◆ **Try it**
Reading the records beneath this task, work out how many lines contain the word "состояния" and reply with only that number.

◆ **Extracted records**
=======

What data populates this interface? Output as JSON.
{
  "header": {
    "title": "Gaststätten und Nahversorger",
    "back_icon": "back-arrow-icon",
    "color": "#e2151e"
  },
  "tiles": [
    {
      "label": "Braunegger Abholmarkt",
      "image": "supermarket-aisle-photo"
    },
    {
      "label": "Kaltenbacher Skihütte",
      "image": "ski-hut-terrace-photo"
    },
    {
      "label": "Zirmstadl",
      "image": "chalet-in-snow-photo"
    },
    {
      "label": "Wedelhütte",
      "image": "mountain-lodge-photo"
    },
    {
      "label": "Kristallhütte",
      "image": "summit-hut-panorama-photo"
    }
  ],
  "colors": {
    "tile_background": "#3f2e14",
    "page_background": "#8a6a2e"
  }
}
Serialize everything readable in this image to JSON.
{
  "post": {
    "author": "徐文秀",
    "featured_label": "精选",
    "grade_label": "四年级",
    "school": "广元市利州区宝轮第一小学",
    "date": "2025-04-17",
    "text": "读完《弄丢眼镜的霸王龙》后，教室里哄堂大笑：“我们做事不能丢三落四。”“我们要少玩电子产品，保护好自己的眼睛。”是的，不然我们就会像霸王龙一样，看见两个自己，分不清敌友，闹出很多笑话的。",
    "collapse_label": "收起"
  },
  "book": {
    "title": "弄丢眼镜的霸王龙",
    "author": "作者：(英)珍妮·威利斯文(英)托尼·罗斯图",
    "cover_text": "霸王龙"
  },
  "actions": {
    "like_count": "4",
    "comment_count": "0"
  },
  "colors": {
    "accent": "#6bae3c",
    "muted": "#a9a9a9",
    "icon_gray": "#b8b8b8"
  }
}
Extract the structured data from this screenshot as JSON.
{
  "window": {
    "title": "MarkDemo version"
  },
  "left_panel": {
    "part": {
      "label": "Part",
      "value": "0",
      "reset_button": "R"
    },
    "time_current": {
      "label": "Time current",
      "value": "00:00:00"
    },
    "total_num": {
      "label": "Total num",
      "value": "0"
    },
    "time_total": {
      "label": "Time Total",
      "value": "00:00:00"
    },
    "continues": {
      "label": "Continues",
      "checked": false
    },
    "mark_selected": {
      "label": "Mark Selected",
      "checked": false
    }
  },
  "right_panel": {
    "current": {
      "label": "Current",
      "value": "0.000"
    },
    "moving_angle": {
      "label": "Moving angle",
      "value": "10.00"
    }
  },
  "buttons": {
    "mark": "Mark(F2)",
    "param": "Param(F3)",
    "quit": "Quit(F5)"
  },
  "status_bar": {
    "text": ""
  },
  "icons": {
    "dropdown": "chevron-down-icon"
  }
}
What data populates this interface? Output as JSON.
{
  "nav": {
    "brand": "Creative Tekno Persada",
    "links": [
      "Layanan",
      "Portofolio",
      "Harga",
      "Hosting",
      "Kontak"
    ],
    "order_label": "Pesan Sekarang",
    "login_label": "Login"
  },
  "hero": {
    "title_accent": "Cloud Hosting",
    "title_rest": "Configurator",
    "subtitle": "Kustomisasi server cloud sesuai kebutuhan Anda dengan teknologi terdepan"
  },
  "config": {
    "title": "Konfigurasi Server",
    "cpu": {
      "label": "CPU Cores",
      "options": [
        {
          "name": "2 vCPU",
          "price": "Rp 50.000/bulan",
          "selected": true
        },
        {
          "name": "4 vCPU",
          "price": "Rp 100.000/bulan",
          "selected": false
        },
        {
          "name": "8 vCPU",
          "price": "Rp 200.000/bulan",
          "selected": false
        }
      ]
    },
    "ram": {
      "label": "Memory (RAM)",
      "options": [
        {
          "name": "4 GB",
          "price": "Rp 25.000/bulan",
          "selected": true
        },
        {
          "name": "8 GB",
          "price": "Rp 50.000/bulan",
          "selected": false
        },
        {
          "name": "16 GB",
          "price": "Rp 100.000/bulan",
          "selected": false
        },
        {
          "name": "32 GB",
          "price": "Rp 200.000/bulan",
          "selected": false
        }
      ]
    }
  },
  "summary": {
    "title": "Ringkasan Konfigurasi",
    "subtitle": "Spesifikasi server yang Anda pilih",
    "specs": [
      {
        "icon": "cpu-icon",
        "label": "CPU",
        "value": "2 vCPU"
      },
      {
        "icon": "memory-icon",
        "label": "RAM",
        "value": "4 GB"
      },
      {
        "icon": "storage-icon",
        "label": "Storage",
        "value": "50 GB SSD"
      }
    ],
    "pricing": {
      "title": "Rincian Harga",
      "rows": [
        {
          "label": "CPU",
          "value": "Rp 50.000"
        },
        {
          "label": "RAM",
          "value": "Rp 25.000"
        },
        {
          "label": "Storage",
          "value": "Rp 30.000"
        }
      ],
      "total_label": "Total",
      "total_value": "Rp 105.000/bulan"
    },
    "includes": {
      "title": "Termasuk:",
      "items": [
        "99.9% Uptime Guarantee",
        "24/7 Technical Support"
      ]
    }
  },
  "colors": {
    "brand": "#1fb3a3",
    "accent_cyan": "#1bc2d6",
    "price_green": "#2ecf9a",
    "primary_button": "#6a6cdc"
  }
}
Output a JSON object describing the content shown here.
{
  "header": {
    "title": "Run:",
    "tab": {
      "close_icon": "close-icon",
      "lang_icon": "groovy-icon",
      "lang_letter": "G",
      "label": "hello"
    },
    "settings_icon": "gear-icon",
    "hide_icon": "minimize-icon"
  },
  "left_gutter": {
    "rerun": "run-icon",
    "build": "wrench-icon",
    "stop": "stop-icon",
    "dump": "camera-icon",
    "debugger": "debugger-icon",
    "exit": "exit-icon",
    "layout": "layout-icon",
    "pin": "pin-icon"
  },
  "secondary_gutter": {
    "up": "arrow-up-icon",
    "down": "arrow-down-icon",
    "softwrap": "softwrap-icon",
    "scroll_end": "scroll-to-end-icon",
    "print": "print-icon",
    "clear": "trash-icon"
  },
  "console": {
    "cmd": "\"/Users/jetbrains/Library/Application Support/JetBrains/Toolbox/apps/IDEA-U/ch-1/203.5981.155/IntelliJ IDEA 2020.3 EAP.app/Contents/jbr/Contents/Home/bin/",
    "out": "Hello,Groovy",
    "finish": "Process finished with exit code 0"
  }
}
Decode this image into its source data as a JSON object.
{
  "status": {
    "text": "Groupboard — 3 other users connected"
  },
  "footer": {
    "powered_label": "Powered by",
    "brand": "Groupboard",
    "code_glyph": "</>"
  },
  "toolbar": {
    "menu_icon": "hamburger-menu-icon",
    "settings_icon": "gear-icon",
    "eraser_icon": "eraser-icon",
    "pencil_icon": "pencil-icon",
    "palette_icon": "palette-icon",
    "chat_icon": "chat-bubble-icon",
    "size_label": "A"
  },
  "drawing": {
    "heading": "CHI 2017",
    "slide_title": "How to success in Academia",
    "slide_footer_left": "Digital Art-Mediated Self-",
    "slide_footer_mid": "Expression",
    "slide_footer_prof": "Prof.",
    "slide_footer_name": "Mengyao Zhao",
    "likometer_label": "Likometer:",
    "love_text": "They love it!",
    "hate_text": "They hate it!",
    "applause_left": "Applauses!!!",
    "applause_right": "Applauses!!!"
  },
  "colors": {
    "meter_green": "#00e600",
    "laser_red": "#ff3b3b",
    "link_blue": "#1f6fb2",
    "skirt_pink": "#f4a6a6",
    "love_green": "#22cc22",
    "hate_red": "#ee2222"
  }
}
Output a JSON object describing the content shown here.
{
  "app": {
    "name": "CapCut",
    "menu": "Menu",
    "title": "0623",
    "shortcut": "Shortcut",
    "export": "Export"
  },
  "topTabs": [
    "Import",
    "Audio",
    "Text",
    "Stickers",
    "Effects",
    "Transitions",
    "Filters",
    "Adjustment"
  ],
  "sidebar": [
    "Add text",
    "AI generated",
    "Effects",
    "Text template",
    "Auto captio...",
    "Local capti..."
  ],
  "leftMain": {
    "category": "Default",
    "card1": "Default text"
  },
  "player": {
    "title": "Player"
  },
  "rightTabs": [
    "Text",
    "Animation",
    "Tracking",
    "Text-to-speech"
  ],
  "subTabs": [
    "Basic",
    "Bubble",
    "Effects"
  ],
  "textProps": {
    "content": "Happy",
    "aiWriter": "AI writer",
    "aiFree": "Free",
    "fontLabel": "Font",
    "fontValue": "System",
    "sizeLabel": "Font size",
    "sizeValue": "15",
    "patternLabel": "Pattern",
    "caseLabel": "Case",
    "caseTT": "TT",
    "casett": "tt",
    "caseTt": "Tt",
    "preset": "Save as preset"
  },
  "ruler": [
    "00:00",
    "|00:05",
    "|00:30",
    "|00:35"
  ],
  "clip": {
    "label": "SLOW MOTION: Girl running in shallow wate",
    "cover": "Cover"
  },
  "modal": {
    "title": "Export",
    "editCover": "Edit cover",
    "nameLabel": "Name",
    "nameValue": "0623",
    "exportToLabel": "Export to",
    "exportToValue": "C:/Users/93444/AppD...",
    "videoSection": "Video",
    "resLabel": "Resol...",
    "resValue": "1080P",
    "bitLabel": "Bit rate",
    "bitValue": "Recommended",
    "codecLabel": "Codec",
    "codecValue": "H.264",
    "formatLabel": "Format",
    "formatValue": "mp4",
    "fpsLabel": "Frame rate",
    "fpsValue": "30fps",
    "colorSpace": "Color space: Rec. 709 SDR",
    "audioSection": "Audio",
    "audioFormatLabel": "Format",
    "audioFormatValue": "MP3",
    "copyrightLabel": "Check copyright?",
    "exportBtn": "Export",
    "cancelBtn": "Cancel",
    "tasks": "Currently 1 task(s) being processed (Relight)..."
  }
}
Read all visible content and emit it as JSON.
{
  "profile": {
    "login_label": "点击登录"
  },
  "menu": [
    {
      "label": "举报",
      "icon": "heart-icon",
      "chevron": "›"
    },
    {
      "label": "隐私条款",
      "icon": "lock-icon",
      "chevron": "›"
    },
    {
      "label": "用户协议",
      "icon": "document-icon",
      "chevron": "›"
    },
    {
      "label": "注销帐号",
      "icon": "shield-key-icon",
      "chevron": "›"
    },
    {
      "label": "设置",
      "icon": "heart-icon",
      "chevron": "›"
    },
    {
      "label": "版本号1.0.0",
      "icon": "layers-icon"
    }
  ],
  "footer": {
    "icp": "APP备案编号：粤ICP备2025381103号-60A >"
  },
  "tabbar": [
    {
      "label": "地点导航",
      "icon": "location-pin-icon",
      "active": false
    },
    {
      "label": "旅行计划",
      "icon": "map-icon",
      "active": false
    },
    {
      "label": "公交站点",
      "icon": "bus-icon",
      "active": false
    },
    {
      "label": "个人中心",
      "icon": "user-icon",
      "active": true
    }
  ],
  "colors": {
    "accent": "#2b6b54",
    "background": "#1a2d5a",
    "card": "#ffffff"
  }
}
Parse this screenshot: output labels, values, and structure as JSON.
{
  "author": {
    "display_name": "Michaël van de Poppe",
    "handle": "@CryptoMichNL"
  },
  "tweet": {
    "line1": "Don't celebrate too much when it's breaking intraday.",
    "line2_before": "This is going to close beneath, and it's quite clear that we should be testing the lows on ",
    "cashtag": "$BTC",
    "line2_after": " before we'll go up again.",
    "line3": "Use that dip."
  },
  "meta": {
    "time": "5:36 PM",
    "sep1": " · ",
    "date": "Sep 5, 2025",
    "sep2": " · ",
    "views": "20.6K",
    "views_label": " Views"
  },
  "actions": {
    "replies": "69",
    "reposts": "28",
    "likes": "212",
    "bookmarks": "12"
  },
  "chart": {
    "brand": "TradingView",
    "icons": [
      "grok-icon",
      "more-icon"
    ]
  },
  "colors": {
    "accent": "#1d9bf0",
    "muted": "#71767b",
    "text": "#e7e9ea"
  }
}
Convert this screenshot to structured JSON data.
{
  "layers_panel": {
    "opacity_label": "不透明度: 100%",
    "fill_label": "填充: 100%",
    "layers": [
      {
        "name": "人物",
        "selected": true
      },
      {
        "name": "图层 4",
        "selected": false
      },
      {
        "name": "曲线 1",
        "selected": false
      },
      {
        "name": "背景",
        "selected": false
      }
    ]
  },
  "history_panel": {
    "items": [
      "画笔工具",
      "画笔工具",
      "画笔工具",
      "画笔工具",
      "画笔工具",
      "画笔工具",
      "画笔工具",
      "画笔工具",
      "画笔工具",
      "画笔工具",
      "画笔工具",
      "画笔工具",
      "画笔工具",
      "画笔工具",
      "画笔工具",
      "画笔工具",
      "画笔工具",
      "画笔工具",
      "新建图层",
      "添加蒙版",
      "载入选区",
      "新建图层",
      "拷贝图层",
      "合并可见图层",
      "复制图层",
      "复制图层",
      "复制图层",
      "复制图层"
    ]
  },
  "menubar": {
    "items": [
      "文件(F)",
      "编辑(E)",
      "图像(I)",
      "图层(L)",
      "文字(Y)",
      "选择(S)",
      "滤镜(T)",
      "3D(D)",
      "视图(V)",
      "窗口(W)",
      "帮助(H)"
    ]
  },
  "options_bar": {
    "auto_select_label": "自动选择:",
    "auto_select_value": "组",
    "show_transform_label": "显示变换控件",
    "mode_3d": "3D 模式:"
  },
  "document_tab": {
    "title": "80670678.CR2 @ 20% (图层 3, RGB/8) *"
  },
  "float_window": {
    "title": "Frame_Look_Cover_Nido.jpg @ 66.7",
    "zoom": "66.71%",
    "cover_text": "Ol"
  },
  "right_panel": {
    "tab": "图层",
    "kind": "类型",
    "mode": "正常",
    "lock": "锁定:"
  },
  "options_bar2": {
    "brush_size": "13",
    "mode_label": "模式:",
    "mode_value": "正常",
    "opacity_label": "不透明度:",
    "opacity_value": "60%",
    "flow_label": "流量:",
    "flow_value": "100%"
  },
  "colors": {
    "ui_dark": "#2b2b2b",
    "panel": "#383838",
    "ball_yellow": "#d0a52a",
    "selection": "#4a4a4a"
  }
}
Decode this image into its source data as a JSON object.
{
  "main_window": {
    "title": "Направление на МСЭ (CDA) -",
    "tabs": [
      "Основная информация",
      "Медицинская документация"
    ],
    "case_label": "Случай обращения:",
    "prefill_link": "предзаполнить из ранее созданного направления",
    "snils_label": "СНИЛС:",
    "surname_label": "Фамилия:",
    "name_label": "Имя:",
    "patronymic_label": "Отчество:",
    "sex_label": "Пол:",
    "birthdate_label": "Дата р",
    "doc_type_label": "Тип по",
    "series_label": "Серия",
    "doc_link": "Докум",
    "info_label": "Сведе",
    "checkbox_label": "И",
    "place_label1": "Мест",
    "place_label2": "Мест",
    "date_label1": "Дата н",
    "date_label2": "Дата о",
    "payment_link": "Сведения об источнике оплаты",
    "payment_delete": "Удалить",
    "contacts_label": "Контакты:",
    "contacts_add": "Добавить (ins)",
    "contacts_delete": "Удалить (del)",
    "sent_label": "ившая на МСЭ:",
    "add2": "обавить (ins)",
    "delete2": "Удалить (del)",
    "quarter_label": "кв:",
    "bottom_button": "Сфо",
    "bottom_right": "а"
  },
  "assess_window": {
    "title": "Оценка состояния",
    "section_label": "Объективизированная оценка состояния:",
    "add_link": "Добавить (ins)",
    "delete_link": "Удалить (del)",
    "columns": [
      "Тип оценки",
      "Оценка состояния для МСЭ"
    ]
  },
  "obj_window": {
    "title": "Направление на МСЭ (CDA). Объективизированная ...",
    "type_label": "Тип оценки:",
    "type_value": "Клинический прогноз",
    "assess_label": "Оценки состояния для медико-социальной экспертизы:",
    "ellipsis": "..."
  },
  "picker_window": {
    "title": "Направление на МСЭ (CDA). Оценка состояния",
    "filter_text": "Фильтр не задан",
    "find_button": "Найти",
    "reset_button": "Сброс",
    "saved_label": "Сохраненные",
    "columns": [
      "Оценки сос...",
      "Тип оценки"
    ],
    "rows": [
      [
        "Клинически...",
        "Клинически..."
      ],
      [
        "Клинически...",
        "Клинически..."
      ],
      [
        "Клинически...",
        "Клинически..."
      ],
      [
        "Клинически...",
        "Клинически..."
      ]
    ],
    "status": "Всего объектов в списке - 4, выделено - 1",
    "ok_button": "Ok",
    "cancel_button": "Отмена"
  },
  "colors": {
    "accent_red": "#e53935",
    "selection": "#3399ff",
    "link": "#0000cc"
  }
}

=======

◆ **Result**
5